Naturally, you'll look for an explanation of how they are going to grow faster than the general economy. Perhaps they have a great new product line that will transform sales. Perhaps expenses will drop significantly in sync with a long term reduction in the cost of certain commodities.

Maybe they have entered a new geographic or demographic market space, and, once the foundation is laid, that new market will generate a lot of business. Maybe there is just an exceptional combination of wise management moves that are finally going to pay off, big time.

Or maybe not. You will decide on how realistic your borrowers' growth targets are on a case-by-case basis. Some will turn out to be great customers who outperform the surrounding economy. Others, under questioning and analysis, will have to scale back their growth claims, with a corresponding adjustment in any credit you extend to them.

Now, I remind you of all of this because I've become aware of an industry where there seem to be frequent unrealistic growth targets being bandied about, namely:

Our industry, financial services.

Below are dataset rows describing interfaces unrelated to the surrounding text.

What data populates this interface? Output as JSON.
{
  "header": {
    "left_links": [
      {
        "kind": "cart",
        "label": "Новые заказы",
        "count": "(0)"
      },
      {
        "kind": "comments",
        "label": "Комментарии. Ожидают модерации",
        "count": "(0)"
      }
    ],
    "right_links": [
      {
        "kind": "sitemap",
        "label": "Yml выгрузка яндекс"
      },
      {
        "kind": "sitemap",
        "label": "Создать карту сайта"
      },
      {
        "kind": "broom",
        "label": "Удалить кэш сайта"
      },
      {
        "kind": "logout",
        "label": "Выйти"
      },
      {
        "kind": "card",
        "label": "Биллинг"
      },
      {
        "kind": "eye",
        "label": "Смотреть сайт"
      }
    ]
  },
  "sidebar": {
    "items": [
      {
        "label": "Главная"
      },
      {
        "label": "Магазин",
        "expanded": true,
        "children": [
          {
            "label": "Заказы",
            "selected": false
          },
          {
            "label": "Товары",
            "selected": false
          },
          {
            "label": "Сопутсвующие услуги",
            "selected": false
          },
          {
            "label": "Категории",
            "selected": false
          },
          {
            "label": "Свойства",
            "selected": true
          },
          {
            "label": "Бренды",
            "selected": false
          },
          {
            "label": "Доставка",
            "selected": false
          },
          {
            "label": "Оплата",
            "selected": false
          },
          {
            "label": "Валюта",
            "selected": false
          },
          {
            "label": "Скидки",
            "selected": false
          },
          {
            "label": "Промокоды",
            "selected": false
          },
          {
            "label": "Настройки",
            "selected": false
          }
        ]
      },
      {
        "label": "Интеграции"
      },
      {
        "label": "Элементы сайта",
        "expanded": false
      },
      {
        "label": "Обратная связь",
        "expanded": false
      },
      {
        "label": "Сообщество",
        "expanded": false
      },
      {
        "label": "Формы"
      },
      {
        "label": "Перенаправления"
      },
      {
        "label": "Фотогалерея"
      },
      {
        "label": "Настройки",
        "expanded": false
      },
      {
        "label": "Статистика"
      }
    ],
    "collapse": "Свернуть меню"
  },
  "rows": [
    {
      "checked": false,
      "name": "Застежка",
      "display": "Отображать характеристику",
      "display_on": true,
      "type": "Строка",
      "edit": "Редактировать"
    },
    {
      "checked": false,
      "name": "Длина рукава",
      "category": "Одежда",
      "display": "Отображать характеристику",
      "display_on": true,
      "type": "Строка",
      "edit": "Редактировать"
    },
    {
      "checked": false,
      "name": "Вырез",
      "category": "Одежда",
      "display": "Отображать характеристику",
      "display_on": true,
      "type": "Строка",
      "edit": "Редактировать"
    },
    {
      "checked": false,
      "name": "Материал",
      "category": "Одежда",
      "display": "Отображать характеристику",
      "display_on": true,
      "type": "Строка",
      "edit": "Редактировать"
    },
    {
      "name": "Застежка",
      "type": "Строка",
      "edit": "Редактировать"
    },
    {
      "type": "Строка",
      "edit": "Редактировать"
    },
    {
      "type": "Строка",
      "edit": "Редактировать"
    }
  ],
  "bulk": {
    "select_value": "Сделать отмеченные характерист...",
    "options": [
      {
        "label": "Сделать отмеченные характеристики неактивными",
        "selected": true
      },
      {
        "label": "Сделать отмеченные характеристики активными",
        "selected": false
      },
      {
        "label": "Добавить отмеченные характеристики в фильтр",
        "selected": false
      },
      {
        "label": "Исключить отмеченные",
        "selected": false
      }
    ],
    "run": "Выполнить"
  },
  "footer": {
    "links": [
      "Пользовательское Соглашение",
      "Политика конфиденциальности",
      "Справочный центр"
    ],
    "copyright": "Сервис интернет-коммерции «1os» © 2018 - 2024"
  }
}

As most of my readers know, I spend most of my time on the road interacting with credit staff across the country. I give presentations at conferences, deliver training workshops, consult on processes, and in the midst of all of that, I have hundreds of conversations with all levels of employees, from credit analysts to managers to C-suite players.

And I cannot believe how often these people tell me their institution is aiming for annual growth of 8%, 9%, even 10%. They are telling me they are going to grow at two or three times the rate of the general economy.

Again, maybe you can do it. But I would want to hear a pretty good story about just how you are going to do that before I believe it.

After all, product innovation is hard in our industry. That's partly because the main options are more or less set, and partly because regulatory and litigative constraints make it hard to create truly new credit products.

Sometimes mergers and acquisitions may help. But in the short-term, they often bring unexpected costs and disappointingly slow adjustments before the expected benefits are seen.

Ambitious targets sound nice when you are talking to investors, of course. But missed targets don't sound at all nice to these same people. And unrealistic goals can be a real drain on employee morale, as most of the staff in the trenches can tell the difference between a realistic target and a pie-in-the-sky delusion.

You are accustomed to analyzing the growth goals set by your customers. You prefer smaller numbers that can actually be achieved over larger, dazzling targets that are never going to be hit.

Take the same objective, realistic approach to your own goals. Actually hitting targets, instead of making excuses for missing them, is good for your staff, good for your reputation, and good for your long term business.